Abuse on the Rise

Failing grades or a trip to the hospital is sometimes what it takes to alert kids and their parents to the danger. Doctors say they're seeing more and more kids in emergency rooms who've taken too much Coricidin.

Over the last three years, there's been approximately a 300 percent increase in calls to poison control centers about dextramethorphan, said Dr. Edward Boyer, an emergency room physician in Massachusetts.

Boyer says the kids who come in to the emergency room are agitated, difficult to control, sweating and unresponsive when you try to speak to them.

Molly and Ashley had a recent close call.

They told Ashley's mom they were going to bed. Instead they took Coricidin, sneaked out of their house, and went to a party where they took more Coricidin.

"My fingers were so numb that I couldn't open the package. So me and Molly were literally trying to rip the package open with our teeth," Ashley said.

They went to a boy's house where Ashley may have had sex, but she doesn't know.

"He took me in a bedroom and I guess he tried to have sex with me. … He was on top of me. But I fell asleep."

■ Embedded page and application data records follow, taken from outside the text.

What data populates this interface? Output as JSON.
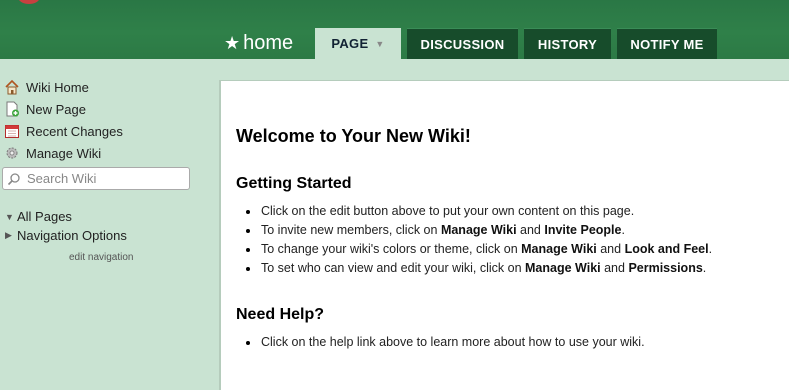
{
  "header": {
    "page_name": "home",
    "tabs": {
      "page": "PAGE",
      "discussion": "DISCUSSION",
      "history": "HISTORY",
      "notify": "NOTIFY ME"
    }
  },
  "sidebar": {
    "items": [
      {
        "label": "Wiki Home",
        "icon": "house-icon"
      },
      {
        "label": "New Page",
        "icon": "new-page-icon"
      },
      {
        "label": "Recent Changes",
        "icon": "calendar-icon"
      },
      {
        "label": "Manage Wiki",
        "icon": "gear-icon"
      }
    ],
    "search_placeholder": "Search Wiki",
    "tree": {
      "all_pages": "All Pages",
      "navigation_options": "Navigation Options"
    },
    "edit_navigation": "edit navigation"
  },
  "content": {
    "title": "Welcome to Your New Wiki!",
    "getting_started": {
      "heading": "Getting Started",
      "items": [
        {
          "pre": "Click on the edit button above to put your own content on this page."
        },
        {
          "pre": "To invite new members, click on ",
          "b1": "Manage Wiki",
          "mid": " and ",
          "b2": "Invite People",
          "post": "."
        },
        {
          "pre": "To change your wiki's colors or theme, click on ",
          "b1": "Manage Wiki",
          "mid": " and ",
          "b2": "Look and Feel",
          "post": "."
        },
        {
          "pre": "To set who can view and edit your wiki, click on ",
          "b1": "Manage Wiki",
          "mid": " and ",
          "b2": "Permissions",
          "post": "."
        }
      ]
    },
    "need_help": {
      "heading": "Need Help?",
      "items": [
        {
          "pre": "Click on the help link above to learn more about how to use your wiki."
        }
      ]
    }
  },
  "colors": {
    "header_green": "#2f8049",
    "tab_dark": "#174c2b",
    "sidebar_bg": "#c9e3d2"
  }
}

Later, a hospital test revealed she and the boy had not had sex. She and Molly did get home and later went to sleep. But by morning, they were still very high. The Coricidin high can last a day. Ashley's mom called the poison control center and was told to get the girls to the hospital.

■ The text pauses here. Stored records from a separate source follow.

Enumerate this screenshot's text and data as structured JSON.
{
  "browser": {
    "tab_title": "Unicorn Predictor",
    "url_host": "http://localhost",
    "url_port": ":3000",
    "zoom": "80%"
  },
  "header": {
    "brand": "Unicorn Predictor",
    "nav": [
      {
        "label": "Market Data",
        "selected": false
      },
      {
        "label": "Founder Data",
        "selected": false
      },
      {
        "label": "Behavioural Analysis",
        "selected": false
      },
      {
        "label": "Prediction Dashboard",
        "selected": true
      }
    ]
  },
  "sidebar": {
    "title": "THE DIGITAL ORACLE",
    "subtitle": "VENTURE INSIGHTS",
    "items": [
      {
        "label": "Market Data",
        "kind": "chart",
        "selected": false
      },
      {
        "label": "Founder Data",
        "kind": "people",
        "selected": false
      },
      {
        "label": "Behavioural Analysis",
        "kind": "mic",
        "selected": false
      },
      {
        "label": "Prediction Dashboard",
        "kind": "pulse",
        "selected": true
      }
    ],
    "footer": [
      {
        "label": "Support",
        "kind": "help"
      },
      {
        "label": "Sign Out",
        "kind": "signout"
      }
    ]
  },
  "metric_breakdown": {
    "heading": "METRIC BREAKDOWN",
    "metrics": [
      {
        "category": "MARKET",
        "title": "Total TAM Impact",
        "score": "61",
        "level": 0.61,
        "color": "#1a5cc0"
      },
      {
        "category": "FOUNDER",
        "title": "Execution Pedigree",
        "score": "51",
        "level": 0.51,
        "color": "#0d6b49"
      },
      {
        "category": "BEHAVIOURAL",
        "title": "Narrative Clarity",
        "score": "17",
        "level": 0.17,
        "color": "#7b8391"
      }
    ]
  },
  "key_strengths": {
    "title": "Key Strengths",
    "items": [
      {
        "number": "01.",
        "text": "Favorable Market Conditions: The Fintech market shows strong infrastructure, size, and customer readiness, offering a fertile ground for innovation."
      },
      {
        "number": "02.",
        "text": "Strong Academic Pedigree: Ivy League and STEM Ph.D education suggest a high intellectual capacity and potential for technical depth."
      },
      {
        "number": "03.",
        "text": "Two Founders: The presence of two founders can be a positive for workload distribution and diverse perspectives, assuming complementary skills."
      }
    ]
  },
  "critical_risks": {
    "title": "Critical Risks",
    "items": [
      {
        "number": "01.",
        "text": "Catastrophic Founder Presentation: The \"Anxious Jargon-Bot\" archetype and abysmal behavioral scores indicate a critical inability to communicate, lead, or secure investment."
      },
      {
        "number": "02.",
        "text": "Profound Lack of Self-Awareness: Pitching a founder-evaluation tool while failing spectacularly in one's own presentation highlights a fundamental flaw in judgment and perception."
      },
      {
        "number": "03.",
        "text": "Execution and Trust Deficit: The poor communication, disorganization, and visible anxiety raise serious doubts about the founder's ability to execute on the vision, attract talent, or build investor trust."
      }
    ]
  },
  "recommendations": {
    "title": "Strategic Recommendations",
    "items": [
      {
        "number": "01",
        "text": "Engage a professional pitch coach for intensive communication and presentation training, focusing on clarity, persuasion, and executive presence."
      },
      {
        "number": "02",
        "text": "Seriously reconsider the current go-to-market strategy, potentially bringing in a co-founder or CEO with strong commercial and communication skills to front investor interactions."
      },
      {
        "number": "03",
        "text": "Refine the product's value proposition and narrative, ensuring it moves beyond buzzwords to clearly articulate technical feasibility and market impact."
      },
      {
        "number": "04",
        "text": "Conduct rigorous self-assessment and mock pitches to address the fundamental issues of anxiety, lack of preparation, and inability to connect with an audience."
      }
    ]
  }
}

Sometimes Deadly Consequences

At least five people have died after taking Coricidin, but even death doesn't seem to scare the kids. Jason had heard about a boy who died, but said he knows that the boy took the type of Coricidin that contains acetaminophen. And he knows not to take that type. "It tends to cause you to die," he said.

He's right, because acetaminophen can cause liver damage or death when taken in large doses.

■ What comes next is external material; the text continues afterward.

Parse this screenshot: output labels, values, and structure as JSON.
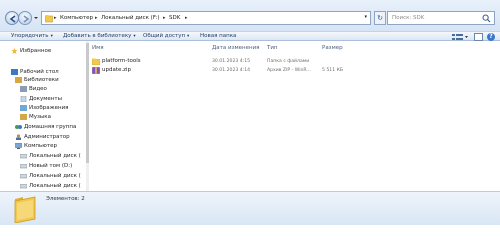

Boyer said, "If you talk to kids, they know they should take the stuff that doesn't have acetaminophen in it."

It's hard to believe the kids know which type of medicine is going to hurt them less.

But Boyer says he believes they do, and he says they can get a lot of information from an online drug encyclopedia called Erowid. While Erowid warns that high doses of acetaminophen can be fatal, the Web site appears to have been written by drug users. They describe first-time experiences, and suggest dosages — and in the case of Coricidin, warn of its dangers.

In fact, you can get more information from these than you get from the government's drug-abuse Web site, Boyer said. "If I need information on a drug of abuse, I go to this Web site," he said.

Easy Access Makes Drug a Greater Threat

Some parents say Coricidin, because it's so accessible, is worse than other drugs. They want it taken off store shelves.

But the company that makes Coricidin, Schering-Plough HealthCare Products, said removing it from the shelves would deny cold sufferers access to a helpful medication.

"We want to minimize abuse by warning people and changing the package so it's harder to shoplift, but Coricidin HBP is a valuable cold medicine, the safest and most effective product for patients with high blood pressure," the company said in a statement.

It also said putting it behind the counter would deprive those who need it.

Wal-Mart's policy is to sell it only to customers 18 or older, and the chain limits the number of boxes people can buy to three.

Still, kids who want to abuse the medicine can still find it in stores or buy it over the Internet. Ultimately, making the decision not to abuse the medicine will be up to the kids.

Ashley said it's difficult to stop taking it once you get started. "It's addictive," she said. "here's some ingredient in those pills that makes you want to take it again no matter what."

That's not correct. Dextromethorphan is not physically addictive. Ashley and Molly have now stopped taking it. People do quit. Jason has been clean since June, and Kevin for almost a year. But Jeff Helgeson still uses.

"I know that the right answer is for me to never do it again. Or drugs in general," he said. "But once you've been down that road, it's really difficult to get on a different path and stay on that path."

Poison Control Information 1-800-222-1222 is the 24-hour emergency number to call to find a poison control center your area. Poison control centers have additional information concerning abuse and misuse of cold medicines containing dextromethorphan.